There are lots of different ways to import data into R. Actually, there’s lots of different ways to do pretty much everything in R! This was a point I quickly learned on my journey learning R.
I decided to focus on how to do something really well using one package. This cut down on trying to learn all the different ways to achieve the same task.
This led me to focus on the tidyverse. The tidyverse is a collection of R packages that cover everything from importing, transforming, and visualizing data.
The two tidyverse packages that I use the most for importing data are: readr and readxl.
The first step is to install the packages. If you haven’t done so, you can install all the tidyverse packages for this week and all subsequent posts by calling the install.packages() function on tidyverse.
The next step is to load the two relevant packages. This can be done by using the library() function and entering the package names as an argument.
Now we can import .csv data to the “data_csv” object using the read_csv() function from the readr package. The only argument that is required is the file path.
We can specify the function explicitly by first naming the package, following by two colons (::) and then the function. This ensures that we are using the correct function from the package that we expect.
data_csv <- readr::read_csv("H:/Feathers Analytics/R_import_data.csv")
To have a look at the “data_csv” object that we just created, we can apply the print() function. This prints the object. In this case, it is a data frame.
We can also examine the structure of an object by using the str() function. This is particularly useful for understanding a data set.
We can also import Excel data to the “data_excel” object using read_excel() function from readxl. Again, the only required argument is the file path, but there are other arguments that can be passed as well.
To find the documentation on a specific function or package, we can write a question mark before the name of the function.
data_xl <- read_excel("H:/Feathers Analytics/R_import_data.xlsx")
An object can also be printed by just calling the name of the object. The print() function is not explicitly required.
That’s my introduction to importing data into R! I mainly use the readr and readxl packages as I am typically dealing with data from Excel. In fact, I usually connect to data from other using Power Query in Excel and perform some manipulation there before loading to R.

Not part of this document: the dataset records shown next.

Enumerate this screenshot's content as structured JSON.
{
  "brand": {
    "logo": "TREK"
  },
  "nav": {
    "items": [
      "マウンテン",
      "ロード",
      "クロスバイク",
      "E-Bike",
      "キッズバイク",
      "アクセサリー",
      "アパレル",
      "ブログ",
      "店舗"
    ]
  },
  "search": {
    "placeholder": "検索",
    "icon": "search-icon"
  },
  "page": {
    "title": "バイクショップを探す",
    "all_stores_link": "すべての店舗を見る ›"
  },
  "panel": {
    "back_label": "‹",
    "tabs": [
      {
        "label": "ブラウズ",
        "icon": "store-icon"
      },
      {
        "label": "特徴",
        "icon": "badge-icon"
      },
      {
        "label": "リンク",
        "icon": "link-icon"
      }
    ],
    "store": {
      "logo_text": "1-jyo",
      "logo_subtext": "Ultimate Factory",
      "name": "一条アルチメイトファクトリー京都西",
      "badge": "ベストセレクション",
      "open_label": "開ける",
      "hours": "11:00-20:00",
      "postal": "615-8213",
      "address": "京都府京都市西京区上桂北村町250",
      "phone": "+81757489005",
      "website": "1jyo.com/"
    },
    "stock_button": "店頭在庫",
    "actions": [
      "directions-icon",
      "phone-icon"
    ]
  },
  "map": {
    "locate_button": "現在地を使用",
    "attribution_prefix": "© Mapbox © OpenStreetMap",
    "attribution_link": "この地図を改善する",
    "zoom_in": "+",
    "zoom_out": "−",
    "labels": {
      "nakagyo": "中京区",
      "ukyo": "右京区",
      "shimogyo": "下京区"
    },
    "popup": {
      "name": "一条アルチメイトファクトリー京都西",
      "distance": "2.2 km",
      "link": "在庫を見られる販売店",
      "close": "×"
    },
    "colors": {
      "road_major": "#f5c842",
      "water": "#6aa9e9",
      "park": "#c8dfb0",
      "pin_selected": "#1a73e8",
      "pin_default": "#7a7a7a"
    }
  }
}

This is mostly because I am more comfortable in that environment from using it so frequently in Power BI. However, next week I will cover some of the main data transformation verbs in the dplyr package!